5. Colorful Lighting
Who doesn’t love color? When I saw this retro reference on Envato Market, I knew I had to recreate the effect! To do this, we’ll use the original grayscale portrait as a base.
First, fill a New Layer with white underneath your gray background and decrease the Opacity of the gray one to 35%. Using a bright peach color, paint it
all over the hair and lips. Afterwards, set the layer to Subtract. This mode automatically makes the hair appear black as night without losing its detail.
Time for color! Fill a New Layer with a bright blue color and set it to Color Burn, adjusting the Opacity to 25%. Then, on a separate layer, paint a nice bright red softly at an angle and set it to Pin Light with an Opacity of 39%.
Always experiment with color and Layer Blend Modes for interesting effects!
Create the colorful artificial light by painting the colors baby blue and pink on a layer set to Overlay. Duplicate the layer twice to intensify the effect by hitting Control-J.
Always use Overlay to incorporate more colorful lighting into your paintings!
Because we’re incorporating color into the portrait, we’ll now need to make sure that the colors are reflected onto the skin and hair. Paint bright red and blue hues on a layer set to Color across the face. A touch of red to the lips will also add to the color scheme.
By making the red color softly touch the skin, this painting now truly fits the scene.
Turn up the drama in your portrait with intense shadow. Just like in the previous steps, use Multiply to emphasize shadows on the right side and towards the bottom for added style.
Shadows add instant realism! Always experiment to find new ways to add style and intensity to your painting.
Time for highlights! Use a Hard Round Brush to paint bright, beautiful highlights across the hair. Dance both colors on each side, experimenting with how much the red and blue colors are reflected onto the opposite side.
Continue tweaking the colors and highlights to make all the elements in this scenario more cohesive.
Completely different from the rest of our examples, this final portrait stands on its own because of its beautiful two-toned color effect!
You can add drama to any boring portrait by painting intense light and shadow.

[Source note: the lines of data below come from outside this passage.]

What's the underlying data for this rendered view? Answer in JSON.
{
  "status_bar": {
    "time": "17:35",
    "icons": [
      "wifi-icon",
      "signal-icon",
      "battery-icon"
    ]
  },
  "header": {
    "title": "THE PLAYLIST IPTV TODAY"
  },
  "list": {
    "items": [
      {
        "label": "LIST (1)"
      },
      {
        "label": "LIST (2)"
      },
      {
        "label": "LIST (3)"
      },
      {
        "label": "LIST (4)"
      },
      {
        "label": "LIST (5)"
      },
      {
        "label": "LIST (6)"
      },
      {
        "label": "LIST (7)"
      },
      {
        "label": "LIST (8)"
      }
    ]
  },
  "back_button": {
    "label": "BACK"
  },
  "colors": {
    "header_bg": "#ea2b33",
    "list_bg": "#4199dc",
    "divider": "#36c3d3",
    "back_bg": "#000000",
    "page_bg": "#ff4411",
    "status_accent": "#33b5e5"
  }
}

Even if you start with a much simpler portrait, challenge yourself to experiment with as many lighting setups as you can. Keep referencing new and exciting photos to push your skills even further.
Practice makes perfect. And these quick examples are simple yet effective.
I really hope you’ve enjoyed this tutorial. Feel free to ask me any questions in the comments! For more tips on digitally painting portraits in Adobe Photoshop, check out these tutorials below:
- How to Shade Easily With Layer Blend Modes
- How to Paint Faster in Adobe Photoshop
- How to Digitally Paint Faces With Incredible Likeness
Read more here:: How to Create Dramatic Lighting in Your Digital Painting Portraits